  3. Justice and inclusion. Communities of color are often on the frontlines of climate change and are frequently left out of the picture by politicians, Inslee said, adding, “Everyone benefits from new jobs and investment.”
  4. No more subsidies for fossil fuels. “I have a message for the oil and gas interests,” Inslee said, setting up one of the morning’s biggest applause lines. “That gravy train is over.”

Inslee pledged not to take any money from the fossil fuel industry throughout his campaign, and he upped the ante for his prospective presidency: “Not one nickel of taxpayer dollars will go toward subsidizing oil and gas.”

The Democrat, who until recently was chair of the Democratic Governors Association, took a break from climate change to discuss paid family leave, health care, taking on the NRA, and legalizing marijuana nationwide. But he quickly came back to his climate platform.

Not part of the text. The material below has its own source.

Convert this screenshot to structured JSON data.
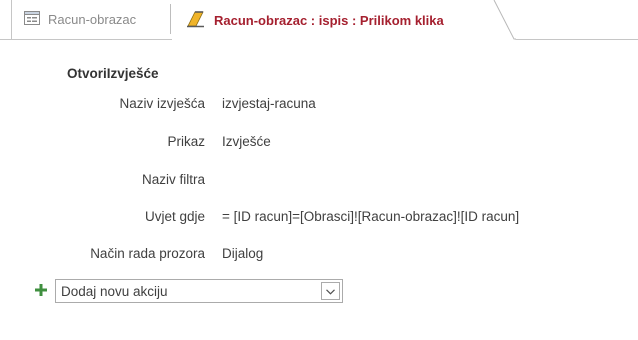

While the governor’s unyielding emphasis on climate change might be a turn-off for some, those who came to hear him speak seemed enthusiastic about his laser-focused platform. “I think it’s a great idea,” said Kim Mead, head of the Washington Education Association, an 82,000-member teachers union. “It’s something we haven’t been paying enough attention to, and it’s something that’s the future for our kids, too.”

Inslee’s bear-hugging of climate has won him the support of Charlie Lapham, the 28-year-old director of communications at the Martin Luther King County Labor Council. “There are a lot of candidates in the Democratic field supporting climate,” he said. “They say it’s this issue that’s going to threaten our existence, but then it’s their number-four or five priority.”

Jesse Anderson, a 34-year-old project engineer at A&R Solar, hasn’t quite made up his mind if he’s supporting Inslee for president, but he likes a lot of what he hears. “I feel like he supports the cause for the industry that I work for,” he said.

Still, Anderson isn’t quite on the same page as Inslee about climate change being the number one priority for the nation. That sentiment is among the biggest challenges to the Washington governor’s candidacy, in addition to low name recognition and the fact that he’s executive of one of the deepest of blue states.

“There’s a lot of priorities,” Anderson said. “I think it’s definitely up there.”

For Inslee, obviously, nothing else comes close to stopping climate change. To wit, as those assembled made their way out of the warehouse and onto the street, a man quipped about the governor’s speech: “It sure was easy to figure out what his priorities were.”